      over 4 years ago
    • debra223's Avatar

      Chemo is also used if the results of an Oncotype lab warrant it-regardless of lymph node involvement. I was diagnosed as stage 1, lumpectomy, no lymph nodes-knew I had to do radiation but was shocked to find onc recommeded chemo based on lab results. Wasn't at the cut off but close to it. She explained they can't tell if any cells escaped after surgery and this is 1 shot to stop it-otherwise if it comes back it's a re-occurance of orig cancer. So I opted to do it before the radiation-did 4 rounds of Taxotere & Cyctoxan.Wanted to do all I could and not be sorry later...

      over 4 years ago
    • Grandy's Avatar

      As far as I've heard, once a lymph node is involved, you get chemo. Blessings!

      over 4 years ago
    • Marshah's Avatar

      I had my surgery/chemo/radiation 7 years ago. What I learned then might have changed but the criteria at that time was: the type of cancer it is, the size of the tumor, the type of surgery to remove and whether there was lymph node involvement where put into a computer program. You then received a value that would indicate whether you had chemo and/or radiation.

      over 4 years ago
    • barbaraanne's Avatar
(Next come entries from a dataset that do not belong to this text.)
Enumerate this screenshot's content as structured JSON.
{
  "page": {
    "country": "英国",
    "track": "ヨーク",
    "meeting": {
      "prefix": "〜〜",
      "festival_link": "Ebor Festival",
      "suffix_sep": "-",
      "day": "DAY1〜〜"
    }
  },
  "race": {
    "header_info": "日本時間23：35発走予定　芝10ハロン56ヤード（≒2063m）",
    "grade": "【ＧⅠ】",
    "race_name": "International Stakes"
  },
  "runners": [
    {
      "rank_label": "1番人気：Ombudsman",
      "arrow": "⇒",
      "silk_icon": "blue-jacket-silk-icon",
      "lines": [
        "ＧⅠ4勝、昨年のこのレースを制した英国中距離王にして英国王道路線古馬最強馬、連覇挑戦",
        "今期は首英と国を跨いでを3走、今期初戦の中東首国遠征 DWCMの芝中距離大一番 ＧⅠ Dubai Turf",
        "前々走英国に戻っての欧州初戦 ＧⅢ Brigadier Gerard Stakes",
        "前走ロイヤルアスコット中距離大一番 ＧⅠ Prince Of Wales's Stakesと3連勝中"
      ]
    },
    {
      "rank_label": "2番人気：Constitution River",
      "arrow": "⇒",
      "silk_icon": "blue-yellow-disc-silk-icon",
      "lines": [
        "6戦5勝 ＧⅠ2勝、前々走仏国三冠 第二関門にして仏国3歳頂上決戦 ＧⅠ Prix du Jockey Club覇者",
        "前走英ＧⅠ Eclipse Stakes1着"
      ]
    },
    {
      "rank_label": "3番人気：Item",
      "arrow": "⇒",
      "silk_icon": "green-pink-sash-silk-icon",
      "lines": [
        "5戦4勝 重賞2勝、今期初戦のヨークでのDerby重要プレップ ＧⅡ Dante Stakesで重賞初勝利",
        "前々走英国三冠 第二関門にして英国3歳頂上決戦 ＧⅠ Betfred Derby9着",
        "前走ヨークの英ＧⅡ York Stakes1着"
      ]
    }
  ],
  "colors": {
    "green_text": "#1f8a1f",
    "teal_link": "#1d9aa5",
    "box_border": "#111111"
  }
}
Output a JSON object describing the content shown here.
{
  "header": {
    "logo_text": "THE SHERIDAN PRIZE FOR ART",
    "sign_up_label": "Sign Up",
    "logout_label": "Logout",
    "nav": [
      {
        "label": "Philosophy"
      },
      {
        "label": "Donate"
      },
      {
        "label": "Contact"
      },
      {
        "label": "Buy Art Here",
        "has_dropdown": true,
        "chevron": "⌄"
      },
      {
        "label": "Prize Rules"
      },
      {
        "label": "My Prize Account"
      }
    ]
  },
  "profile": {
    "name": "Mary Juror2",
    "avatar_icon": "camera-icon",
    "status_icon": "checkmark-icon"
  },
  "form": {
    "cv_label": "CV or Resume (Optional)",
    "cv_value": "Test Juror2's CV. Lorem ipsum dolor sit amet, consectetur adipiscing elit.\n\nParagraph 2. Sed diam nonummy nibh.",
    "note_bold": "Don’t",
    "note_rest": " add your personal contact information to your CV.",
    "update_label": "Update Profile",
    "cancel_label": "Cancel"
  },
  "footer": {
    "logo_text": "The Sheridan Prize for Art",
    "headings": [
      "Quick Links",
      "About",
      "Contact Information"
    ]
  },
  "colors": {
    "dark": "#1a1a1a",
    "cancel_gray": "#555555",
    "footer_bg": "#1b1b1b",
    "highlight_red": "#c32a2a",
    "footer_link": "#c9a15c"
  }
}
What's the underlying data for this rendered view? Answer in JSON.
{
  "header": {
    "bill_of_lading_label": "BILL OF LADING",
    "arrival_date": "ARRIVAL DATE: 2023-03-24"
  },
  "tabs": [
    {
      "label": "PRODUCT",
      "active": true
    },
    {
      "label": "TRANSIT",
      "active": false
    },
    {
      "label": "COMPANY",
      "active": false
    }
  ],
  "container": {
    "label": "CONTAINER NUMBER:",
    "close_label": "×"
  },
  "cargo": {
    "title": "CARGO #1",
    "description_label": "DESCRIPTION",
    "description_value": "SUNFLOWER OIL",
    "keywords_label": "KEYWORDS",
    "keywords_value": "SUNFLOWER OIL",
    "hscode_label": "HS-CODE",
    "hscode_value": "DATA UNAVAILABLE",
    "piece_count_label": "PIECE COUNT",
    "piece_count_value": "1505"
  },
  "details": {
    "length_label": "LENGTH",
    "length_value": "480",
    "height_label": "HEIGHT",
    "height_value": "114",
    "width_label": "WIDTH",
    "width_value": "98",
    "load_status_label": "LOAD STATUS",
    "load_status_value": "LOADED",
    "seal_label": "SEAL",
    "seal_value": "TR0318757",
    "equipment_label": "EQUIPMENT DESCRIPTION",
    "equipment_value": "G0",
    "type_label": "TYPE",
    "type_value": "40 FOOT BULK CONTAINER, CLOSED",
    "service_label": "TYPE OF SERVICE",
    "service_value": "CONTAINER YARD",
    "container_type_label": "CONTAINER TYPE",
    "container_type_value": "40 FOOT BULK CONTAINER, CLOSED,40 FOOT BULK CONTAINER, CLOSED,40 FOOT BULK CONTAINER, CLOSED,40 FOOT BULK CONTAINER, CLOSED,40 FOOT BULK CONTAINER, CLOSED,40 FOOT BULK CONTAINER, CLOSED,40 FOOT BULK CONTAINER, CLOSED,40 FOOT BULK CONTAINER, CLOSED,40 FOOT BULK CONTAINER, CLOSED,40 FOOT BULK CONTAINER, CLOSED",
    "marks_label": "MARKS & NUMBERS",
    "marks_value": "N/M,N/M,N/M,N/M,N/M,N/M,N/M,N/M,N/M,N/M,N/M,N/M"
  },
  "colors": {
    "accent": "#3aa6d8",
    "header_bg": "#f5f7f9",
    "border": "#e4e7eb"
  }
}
      I was diagnosed at stage 1, (tumor was 1cm) the cancer did not spread to my lymph nodes and i am receiving 4 rounds of chemo therapy and will be receiving radiation afterwards. The reason I am receiving this extensive treatment is because I have Triple Negative Breast Cancer, which is a very aggressive cancer and I can't be treated w/any type of hormones.. my Doctor showed me the survival rates of patients w/the treatment & w/o. There wasn't a "big big" difference, but enough to make me decide to have it... Best of luck to you..

      over 4 years ago
    • Nomadicme's Avatar

      As most have written, tumor size, lymph node involvement, Her2 status. There's a diagnostic tool called OncotypeDx for smaller tumors, that tells Drs whether or to you need chemo based on various cell markers on your tumor. Have you had it done? If not ask for it.

      over 4 years ago

    Help the community by answering this question:

    Create an account to post your answer Already have an account? Sign in!

    By using WhatNext, you agree to our User Agreement, and Privacy Policy

    Read and answer more invasive (infiltrating) ductal carcinoma questions.  Also, don't forget to check out our Invasive (Infiltrating) Ductal Carcinoma page.